~JASON RHOADES dead at 41

Jason Rhoades # 1

JASON RHOADES at the opening of his one man show, ‘Meccatuna’,
Photo: Nancy Smith

Los Angeles based installation artist JASON RHOADES dies at the age
of 41, on Tuesday, August 1, 2006. According to the DAVID ZWIRNER GALLERY,
Jason fell ill at home and was brought to the hospital, where he passed away.
An obituary
by Diane Haithman, LA Times Staff writer, was published on August 3.
One of the saddest notes in the article was the fact that .. “according to
the David Zwirner Gallery, Rhoades is survived by his wife, artist Rachel Khedoori,
and daughter Rubi, 3.”

There were immediately rumors circulating that Rhoades had died of a
heart attack, but cause of death has not been officially confirmed. According
to the obituary, an autopsy is pending. Other rumors circulated that Rhoades
died of a heart attack at a club, and specifically at a club performance, or the
installation of one of his recent “Black Pussy Soirees” but the David Zwirner
Gallery reports that he was …”not at a club, nor was he at one of his Black Pussy
soirees … the LA ones actually wrapped up in LA a month ago” – guess art fans
couldn’t resist the provocative associations, but it seems the gallery took
offense at the rumors, and said they were hurtful to his family. But getting
‘in-your-face’ seems to be an aspect of his work that was just truly taking off,
and successfully so, on many levels, garnering him not only critical acclaim,
but mainstream media attention as well. It was more a case of …wanting
to visualize him ‘going down with the ship’ …than anything really malevolent
on the part of the rumor mongers.

His ‘Meccatuna’ show in 2003, in NYC, at David Zwirner was pretty tame, visually,
even though conceptually it was very controversial .. because of Islamic references.
The highly detailed production, realized in a playful spirit, and as a site-specific installation,
had at its core – the issue of women in Islam.
The overall effect although purely visual, was based on consumer products and
logos – the big center of attention, a room-sized block constructed from
toy ‘legos’ – at first impression, hardly the stuff of controversy – was in fact,
a representation of the most sacred object in Islam.

When a talented artist dies too soon, especially right on the
brink of mainstream success, its shocking … but if Jason Rhoades could look down, I’m
sure he’d find something awesome about an obit that had to deal with
his recent performance in LA like this …
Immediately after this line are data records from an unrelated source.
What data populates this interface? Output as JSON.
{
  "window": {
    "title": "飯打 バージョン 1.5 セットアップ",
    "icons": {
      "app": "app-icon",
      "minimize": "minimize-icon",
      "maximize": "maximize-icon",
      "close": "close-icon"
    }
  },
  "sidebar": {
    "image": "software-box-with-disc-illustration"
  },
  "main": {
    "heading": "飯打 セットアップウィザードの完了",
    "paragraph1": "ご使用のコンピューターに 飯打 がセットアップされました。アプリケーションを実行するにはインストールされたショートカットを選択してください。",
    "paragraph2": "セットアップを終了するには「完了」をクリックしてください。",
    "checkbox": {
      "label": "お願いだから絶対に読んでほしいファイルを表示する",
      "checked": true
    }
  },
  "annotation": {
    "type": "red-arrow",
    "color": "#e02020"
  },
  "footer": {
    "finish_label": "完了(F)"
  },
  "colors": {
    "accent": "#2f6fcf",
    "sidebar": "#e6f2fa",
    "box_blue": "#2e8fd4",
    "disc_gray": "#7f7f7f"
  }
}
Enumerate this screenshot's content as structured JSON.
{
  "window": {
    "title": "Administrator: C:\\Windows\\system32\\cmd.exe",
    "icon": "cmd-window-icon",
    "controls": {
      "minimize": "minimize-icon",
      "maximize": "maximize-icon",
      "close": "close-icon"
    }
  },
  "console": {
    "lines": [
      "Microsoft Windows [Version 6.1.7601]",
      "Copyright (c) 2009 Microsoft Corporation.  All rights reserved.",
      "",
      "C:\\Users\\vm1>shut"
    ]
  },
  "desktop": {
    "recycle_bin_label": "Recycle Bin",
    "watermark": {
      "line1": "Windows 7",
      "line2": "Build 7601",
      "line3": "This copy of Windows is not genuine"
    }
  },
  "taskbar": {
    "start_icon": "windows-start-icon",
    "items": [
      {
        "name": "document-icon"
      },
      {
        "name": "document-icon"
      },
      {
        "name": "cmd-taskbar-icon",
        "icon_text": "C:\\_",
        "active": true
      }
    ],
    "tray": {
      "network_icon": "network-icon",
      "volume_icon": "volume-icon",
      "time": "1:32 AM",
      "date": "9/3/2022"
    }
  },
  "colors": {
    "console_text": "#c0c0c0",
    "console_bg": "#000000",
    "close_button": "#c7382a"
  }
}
“…Los Angeles art lovers may connect Rhoades’ name most recently with
his series of interactive art exhibitions this year that he dubbed “soirees”.
The series included such provocative and provocatively titled invitation-only
events as the “Black Pussy Soiree Cabaret Macrame,” a combination
exhibition and dinner party that featured violet neon signs with
African, Caribbean, Creole and hip-hop slang for female genitalia”.
– Diane Haithman, LA Times Obituary, Aug 3, 2006

further, in the obit it states: …”At the time of his death, Rhoades
was preparing a live event for Aug 12 in Portland , Oregon with
curator Majories Myers. It was to feature a wrestling match involving
homeless teenagers wallowing in a plastic pool filled with bath soaps, lotions
and sexual lubricants.” … sounds like sometime we’d like to experience
‘head-on’ …not just imagine from the depths of an obituary … looks like
there is a big sadness, and loss, in the artworld, today.

Jason Rhoades   2

artist JASON RHOADES, with MONICA ZWIRNER, the wife of art dealer,
David Zwirner, at the opening of his one-man show, ‘Meccatuna’,
David Zwirner Gallery, Chelsea, NYC, Sept 12, 2003

Jason Rhoades   3

from left, gallerist ANDREW KREPS, and sculptor, RACHEL HARRISON,
center, JASON RHOADES opening, ‘Meccatuna’, David Zwirner Gallery,
Chelsea, NYC, Sept 12, 2003

Jason Rhoades   4

opening, ‘Meccatuna’, David Zwirner Gallery, Chelsea, NYC, Sept 12, 2003
Justin Samson worked as a production assistant on the installation – in fact he helped
build the giant ‘lego’ toy building block construction.

All above photos: Nancy Smith